▶ **Exercise**: Below are entries; tally how many lines hold the string "icon" and answer with only that figure.

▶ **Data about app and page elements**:
↓↓↓
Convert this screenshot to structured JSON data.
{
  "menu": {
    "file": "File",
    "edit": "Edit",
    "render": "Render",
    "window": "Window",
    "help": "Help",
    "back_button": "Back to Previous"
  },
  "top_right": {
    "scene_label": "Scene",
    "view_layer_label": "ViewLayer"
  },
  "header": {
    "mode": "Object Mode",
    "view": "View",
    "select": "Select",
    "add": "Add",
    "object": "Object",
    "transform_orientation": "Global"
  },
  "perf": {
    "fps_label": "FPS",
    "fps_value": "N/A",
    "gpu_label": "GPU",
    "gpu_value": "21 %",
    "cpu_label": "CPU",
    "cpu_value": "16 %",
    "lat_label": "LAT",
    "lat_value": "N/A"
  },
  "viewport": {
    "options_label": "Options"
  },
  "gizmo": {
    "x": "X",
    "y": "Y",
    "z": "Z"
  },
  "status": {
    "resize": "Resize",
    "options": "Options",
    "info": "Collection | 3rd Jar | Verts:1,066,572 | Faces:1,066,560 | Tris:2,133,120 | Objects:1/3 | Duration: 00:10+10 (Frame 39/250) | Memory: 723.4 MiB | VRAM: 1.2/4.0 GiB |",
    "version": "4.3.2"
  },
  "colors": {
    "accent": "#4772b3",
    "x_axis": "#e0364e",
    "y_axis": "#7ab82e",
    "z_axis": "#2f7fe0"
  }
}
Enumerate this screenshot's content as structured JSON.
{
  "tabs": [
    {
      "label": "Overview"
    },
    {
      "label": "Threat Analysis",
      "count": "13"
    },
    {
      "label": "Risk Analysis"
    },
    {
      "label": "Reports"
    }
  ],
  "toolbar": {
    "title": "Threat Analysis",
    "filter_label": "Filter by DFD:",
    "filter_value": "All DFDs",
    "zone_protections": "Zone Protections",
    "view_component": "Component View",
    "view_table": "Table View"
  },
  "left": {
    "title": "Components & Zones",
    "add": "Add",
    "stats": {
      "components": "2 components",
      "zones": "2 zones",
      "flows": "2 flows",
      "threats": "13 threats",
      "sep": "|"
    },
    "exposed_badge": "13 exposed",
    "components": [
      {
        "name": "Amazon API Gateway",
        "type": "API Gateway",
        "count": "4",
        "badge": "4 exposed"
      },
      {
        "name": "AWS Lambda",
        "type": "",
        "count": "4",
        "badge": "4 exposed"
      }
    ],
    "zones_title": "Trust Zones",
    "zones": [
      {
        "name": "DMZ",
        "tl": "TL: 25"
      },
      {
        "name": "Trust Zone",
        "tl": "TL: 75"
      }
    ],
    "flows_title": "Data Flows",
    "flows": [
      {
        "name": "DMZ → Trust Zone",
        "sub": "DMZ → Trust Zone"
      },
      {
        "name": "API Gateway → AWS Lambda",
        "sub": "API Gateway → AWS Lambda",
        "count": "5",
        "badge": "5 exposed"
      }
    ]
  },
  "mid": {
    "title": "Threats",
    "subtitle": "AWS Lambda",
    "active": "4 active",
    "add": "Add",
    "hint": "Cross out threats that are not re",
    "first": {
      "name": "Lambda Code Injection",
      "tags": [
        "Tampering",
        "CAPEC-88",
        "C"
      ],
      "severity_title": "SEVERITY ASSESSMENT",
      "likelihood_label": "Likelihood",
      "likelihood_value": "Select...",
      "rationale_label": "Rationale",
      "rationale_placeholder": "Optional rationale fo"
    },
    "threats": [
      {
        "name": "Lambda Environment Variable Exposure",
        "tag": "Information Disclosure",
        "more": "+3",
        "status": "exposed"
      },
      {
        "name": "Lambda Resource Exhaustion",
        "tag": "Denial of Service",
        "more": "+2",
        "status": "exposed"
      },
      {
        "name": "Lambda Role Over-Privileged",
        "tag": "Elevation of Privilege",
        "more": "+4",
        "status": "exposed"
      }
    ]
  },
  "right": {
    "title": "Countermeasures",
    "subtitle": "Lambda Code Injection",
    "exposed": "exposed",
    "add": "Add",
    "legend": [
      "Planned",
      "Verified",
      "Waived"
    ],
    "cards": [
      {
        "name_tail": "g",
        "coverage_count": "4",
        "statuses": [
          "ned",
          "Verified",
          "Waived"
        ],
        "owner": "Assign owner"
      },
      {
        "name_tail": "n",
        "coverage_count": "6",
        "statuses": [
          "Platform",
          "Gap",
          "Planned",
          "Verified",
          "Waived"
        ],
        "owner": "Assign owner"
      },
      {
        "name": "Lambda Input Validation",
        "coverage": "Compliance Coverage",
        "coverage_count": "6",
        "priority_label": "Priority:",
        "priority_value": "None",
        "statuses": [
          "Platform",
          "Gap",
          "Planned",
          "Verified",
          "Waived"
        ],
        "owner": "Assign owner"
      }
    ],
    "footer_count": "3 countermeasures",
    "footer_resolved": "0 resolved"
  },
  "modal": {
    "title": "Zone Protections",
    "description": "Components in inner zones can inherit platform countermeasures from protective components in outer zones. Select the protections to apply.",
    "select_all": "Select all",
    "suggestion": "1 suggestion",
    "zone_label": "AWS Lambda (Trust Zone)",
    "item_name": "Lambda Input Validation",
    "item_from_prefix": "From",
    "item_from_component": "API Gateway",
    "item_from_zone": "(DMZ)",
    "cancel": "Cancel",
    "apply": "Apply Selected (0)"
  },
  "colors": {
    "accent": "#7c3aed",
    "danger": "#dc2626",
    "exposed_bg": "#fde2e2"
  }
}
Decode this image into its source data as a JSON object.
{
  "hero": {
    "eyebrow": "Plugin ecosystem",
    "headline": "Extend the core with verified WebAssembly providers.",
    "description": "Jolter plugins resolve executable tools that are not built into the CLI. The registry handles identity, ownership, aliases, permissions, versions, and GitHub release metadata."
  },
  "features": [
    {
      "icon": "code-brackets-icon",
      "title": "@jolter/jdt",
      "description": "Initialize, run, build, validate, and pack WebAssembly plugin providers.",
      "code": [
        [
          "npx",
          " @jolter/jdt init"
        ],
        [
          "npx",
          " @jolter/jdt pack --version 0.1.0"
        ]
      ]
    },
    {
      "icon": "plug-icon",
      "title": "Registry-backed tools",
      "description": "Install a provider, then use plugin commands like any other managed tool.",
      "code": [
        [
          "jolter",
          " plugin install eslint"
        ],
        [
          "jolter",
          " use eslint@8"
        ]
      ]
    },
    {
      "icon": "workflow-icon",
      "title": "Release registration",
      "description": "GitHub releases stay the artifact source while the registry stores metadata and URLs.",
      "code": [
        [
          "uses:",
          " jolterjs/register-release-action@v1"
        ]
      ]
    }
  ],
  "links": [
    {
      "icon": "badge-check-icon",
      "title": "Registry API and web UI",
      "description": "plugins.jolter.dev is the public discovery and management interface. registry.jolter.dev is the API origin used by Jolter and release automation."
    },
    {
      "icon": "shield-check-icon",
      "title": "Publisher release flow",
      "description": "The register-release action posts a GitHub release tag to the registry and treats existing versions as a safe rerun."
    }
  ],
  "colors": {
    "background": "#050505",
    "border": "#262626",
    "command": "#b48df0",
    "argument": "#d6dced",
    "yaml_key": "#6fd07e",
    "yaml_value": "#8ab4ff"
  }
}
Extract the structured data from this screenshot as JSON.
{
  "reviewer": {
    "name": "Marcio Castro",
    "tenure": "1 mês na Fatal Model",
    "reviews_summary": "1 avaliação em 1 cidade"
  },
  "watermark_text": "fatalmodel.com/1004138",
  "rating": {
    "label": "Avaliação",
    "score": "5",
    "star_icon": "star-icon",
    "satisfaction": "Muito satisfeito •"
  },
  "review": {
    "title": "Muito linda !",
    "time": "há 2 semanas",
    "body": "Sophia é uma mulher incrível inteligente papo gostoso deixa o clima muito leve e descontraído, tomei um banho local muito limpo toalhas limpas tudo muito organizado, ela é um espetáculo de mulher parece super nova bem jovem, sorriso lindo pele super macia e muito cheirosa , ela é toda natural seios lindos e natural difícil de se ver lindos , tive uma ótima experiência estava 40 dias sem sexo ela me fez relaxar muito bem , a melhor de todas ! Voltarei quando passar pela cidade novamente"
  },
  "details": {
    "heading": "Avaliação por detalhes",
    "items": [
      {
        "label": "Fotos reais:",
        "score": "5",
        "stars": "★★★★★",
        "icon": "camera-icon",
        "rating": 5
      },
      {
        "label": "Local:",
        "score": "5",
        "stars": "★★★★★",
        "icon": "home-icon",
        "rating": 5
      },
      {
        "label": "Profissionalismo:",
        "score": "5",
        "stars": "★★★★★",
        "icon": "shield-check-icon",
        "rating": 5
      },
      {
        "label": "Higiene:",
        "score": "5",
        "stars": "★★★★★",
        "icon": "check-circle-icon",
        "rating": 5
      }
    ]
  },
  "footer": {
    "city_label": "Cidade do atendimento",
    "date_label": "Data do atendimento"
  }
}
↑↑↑
▶ **Expected output**: 10